▶ [TASK OBJECTIVE]:
Each line of the records needs to come back exactly as written.

▶ [EXTRACTED RECORDS]:
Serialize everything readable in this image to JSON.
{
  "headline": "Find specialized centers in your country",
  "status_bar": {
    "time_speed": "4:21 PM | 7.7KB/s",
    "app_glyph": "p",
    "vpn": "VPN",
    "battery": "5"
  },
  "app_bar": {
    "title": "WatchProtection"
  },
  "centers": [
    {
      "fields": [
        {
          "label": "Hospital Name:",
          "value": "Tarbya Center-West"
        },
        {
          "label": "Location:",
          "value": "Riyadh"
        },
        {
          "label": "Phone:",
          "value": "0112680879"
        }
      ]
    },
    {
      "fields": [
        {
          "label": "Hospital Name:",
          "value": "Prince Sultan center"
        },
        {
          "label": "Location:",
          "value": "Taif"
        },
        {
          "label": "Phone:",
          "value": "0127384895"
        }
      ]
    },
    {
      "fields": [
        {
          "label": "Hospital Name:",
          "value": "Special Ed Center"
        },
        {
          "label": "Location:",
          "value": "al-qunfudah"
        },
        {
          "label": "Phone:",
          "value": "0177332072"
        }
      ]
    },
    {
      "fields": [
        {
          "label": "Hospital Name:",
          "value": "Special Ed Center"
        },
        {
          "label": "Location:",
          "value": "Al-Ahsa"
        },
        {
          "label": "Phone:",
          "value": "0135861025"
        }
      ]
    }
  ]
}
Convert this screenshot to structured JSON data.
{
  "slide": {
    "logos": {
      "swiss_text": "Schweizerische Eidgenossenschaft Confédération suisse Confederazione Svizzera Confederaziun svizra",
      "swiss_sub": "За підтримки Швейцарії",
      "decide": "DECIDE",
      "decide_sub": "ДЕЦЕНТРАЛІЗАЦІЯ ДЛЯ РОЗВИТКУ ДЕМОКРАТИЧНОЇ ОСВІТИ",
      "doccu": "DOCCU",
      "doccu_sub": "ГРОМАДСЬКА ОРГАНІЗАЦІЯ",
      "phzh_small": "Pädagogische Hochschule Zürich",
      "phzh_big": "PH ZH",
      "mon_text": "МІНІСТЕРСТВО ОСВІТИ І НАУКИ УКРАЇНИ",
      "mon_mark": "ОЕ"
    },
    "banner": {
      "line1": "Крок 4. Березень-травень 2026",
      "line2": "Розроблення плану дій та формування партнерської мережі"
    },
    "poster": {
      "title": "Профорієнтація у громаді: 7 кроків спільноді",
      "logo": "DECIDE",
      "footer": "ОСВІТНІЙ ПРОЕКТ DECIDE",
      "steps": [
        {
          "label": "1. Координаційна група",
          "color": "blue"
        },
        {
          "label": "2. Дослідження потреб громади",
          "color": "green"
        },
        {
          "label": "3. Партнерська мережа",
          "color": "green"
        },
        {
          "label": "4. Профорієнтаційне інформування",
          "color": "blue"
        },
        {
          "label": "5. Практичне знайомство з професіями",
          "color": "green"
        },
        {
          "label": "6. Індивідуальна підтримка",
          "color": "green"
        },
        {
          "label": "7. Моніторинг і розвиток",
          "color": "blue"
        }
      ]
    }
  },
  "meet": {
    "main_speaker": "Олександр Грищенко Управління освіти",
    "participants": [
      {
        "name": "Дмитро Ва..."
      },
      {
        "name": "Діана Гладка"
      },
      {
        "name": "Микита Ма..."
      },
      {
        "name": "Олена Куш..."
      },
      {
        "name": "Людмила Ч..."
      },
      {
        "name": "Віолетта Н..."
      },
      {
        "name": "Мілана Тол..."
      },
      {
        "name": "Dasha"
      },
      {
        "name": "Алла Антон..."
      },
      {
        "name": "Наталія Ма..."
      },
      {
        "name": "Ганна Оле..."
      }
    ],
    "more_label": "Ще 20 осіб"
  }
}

▶ [TASK SOLUTION]:
Serialize everything readable in this image to JSON.
{
  "headline": "Find specialized centers in your country",
  "status_bar": {
    "time_speed": "4:21 PM | 7.7KB/s",
    "app_glyph": "p",
    "vpn": "VPN",
    "battery": "5"
  },
  "app_bar": {
    "title": "WatchProtection"
  },
  "centers": [
    {
      "fields": [
        {
          "label": "Hospital Name:",
          "value": "Tarbya Center-West"
        },
        {
          "label": "Location:",
          "value": "Riyadh"
        },
        {
          "label": "Phone:",
          "value": "0112680879"
        }
      ]
    },
    {
      "fields": [
        {
          "label": "Hospital Name:",
          "value": "Prince Sultan center"
        },
        {
          "label": "Location:",
          "value": "Taif"
        },
        {
          "label": "Phone:",
          "value": "0127384895"
        }
      ]
    },
    {
      "fields": [
        {
          "label": "Hospital Name:",
          "value": "Special Ed Center"
        },
        {
          "label": "Location:",
          "value": "al-qunfudah"
        },
        {
          "label": "Phone:",
          "value": "0177332072"
        }
      ]
    },
    {
      "fields": [
        {
          "label": "Hospital Name:",
          "value": "Special Ed Center"
        },
        {
          "label": "Location:",
          "value": "Al-Ahsa"
        },
        {
          "label": "Phone:",
          "value": "0135861025"
        }
      ]
    }
  ]
}
Convert this screenshot to structured JSON data.
{
  "slide": {
    "logos": {
      "swiss_text": "Schweizerische Eidgenossenschaft Confédération suisse Confederazione Svizzera Confederaziun svizra",
      "swiss_sub": "За підтримки Швейцарії",
      "decide": "DECIDE",
      "decide_sub": "ДЕЦЕНТРАЛІЗАЦІЯ ДЛЯ РОЗВИТКУ ДЕМОКРАТИЧНОЇ ОСВІТИ",
      "doccu": "DOCCU",
      "doccu_sub": "ГРОМАДСЬКА ОРГАНІЗАЦІЯ",
      "phzh_small": "Pädagogische Hochschule Zürich",
      "phzh_big": "PH ZH",
      "mon_text": "МІНІСТЕРСТВО ОСВІТИ І НАУКИ УКРАЇНИ",
      "mon_mark": "ОЕ"
    },
    "banner": {
      "line1": "Крок 4. Березень-травень 2026",
      "line2": "Розроблення плану дій та формування партнерської мережі"
    },
    "poster": {
      "title": "Профорієнтація у громаді: 7 кроків спільноді",
      "logo": "DECIDE",
      "footer": "ОСВІТНІЙ ПРОЕКТ DECIDE",
      "steps": [
        {
          "label": "1. Координаційна група",
          "color": "blue"
        },
        {
          "label": "2. Дослідження потреб громади",
          "color": "green"
        },
        {
          "label": "3. Партнерська мережа",
          "color": "green"
        },
        {
          "label": "4. Профорієнтаційне інформування",
          "color": "blue"
        },
        {
          "label": "5. Практичне знайомство з професіями",
          "color": "green"
        },
        {
          "label": "6. Індивідуальна підтримка",
          "color": "green"
        },
        {
          "label": "7. Моніторинг і розвиток",
          "color": "blue"
        }
      ]
    }
  },
  "meet": {
    "main_speaker": "Олександр Грищенко Управління освіти",
    "participants": [
      {
        "name": "Дмитро Ва..."
      },
      {
        "name": "Діана Гладка"
      },
      {
        "name": "Микита Ма..."
      },
      {
        "name": "Олена Куш..."
      },
      {
        "name": "Людмила Ч..."
      },
      {
        "name": "Віолетта Н..."
      },
      {
        "name": "Мілана Тол..."
      },
      {
        "name": "Dasha"
      },
      {
        "name": "Алла Антон..."
      },
      {
        "name": "Наталія Ма..."
      },
      {
        "name": "Ганна Оле..."
      }
    ],
    "more_label": "Ще 20 осіб"
  }
}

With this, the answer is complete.